Another important detail that should be in the negotiations is your role in the company after the acquisition. Will you still be at the head, will you be consulting or will you have any role at all? Some people like to negotiate that they be retained in an executive role to help steer the company forward or at the very least to help it navigate through the transition. The prerogative is yours on this.

The result of these business negotiations will determine if the business sale will proceed or not. It will also determine how long till the sale can be completed.

If you are thinking of selling your business, it is important to arrange and participate in business negotiations with the acquiring party beforehand. This has always been the custom during mergers and acquisitions since time in memorial. However, these negotiations are not held just for show. There are very important details that should be discussed and agreed upon leading up to the sale. Below, see what these details are and why they are important.

Size of equity being sold
One of the things that should be discussed is the equity portion of the company being sold. This could range anywhere from 1% to 100%. You as the business owner will determine what stake you're willing to let go off depending on how much control you want to retain in the company as well as how much capital you want to raise. If the offer on the table is an acquisition, however, the takeover bid will be that of 100% of your company.

Value and valuation of the business
Another crucial detail that needs to be discussed during business negotiations at this stage is valuation.

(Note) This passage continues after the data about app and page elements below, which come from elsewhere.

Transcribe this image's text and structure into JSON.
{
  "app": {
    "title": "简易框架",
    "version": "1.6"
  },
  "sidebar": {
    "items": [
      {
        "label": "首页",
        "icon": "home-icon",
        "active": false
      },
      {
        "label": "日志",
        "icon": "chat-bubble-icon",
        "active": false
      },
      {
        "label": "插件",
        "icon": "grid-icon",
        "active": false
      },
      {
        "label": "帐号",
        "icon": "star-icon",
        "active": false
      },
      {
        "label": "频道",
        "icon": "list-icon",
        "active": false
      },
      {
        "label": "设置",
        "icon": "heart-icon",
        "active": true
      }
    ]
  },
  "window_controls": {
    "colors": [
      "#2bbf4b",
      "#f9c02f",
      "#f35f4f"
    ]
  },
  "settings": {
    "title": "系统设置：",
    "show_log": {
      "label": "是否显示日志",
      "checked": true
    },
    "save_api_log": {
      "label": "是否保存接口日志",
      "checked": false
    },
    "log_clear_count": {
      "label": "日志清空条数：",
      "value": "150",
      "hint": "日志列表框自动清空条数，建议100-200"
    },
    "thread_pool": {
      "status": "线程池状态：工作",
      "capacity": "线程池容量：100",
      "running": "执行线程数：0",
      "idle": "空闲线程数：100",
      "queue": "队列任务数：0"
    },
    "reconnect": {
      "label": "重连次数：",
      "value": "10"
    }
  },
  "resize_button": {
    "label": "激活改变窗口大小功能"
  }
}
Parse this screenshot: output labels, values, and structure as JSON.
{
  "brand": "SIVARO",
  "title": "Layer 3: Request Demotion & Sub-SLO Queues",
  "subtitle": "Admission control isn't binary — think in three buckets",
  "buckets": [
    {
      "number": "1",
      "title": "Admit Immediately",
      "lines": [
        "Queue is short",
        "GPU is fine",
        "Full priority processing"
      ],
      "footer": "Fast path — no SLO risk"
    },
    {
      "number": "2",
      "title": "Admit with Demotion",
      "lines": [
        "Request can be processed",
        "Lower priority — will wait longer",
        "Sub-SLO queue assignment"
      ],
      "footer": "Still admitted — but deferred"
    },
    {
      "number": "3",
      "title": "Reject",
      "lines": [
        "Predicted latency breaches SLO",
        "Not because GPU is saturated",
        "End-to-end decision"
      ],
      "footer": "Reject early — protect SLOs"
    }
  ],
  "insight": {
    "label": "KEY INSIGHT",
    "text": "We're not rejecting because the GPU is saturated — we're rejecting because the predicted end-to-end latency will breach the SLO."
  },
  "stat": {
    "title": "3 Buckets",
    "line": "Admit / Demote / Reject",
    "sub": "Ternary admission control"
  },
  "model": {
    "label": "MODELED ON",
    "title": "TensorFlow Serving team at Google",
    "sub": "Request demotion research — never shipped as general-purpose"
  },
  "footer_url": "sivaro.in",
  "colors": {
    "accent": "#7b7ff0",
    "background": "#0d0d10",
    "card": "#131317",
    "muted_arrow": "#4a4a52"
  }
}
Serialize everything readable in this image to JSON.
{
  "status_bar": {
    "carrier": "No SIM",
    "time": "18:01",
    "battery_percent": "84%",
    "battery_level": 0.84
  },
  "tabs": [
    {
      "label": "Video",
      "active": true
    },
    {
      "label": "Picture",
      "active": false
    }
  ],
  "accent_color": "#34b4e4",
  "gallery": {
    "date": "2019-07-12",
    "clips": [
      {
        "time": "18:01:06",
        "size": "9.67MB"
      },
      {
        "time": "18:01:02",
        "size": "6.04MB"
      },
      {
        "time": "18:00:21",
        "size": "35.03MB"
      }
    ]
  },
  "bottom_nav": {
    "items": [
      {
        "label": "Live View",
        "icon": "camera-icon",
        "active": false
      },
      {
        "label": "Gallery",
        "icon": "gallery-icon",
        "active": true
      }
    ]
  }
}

This is actually the bulk of negotiations in many M&As. Both parties will have to agree on the valuation of the entire company. If a decision cannot be reached at, a private valuation firm can be contracted to make an assessment. However, as the business owner, you still have leeway to negotiate the final amount as well as any exit packages for staff and shareholders.

Retention of current staff
Another ethical point of discussion during the sale of a business is the question of employment security for current staff. It has been the norm for business owners to try and safeguard the positions of their loyal employees by asking that they be retained in the business, at least for a considerable period after the event. You could negotiate to have junior or senior staff retained or a percentage minimum of all your employees.

The direction and vision of the company after the sale
You should also engage the acquiring party on their plan for the business after the acquisition or merger. That is, what is their vision for the company? In what direction do they want to take the company? This is an important part of business negotiations because it allows you to gauge if the other party has the same vision as you. At the end of the day, you want your company to go in a certain direction, whether or not you are in control of it.

Your role in the future of the company
Another important detail that should be in the negotiations is your role in the company after the acquisition. Will you still be at the head, will you be consulting or will you have any role at all? Some people like to negotiate that they be retained in an executive role to help steer the company forward or at the very least to help it navigate through the transition. The prerogative is yours on this.

The result of these business negotiations will determine if the business sale will proceed or not. It will also determine how long till the sale can be completed.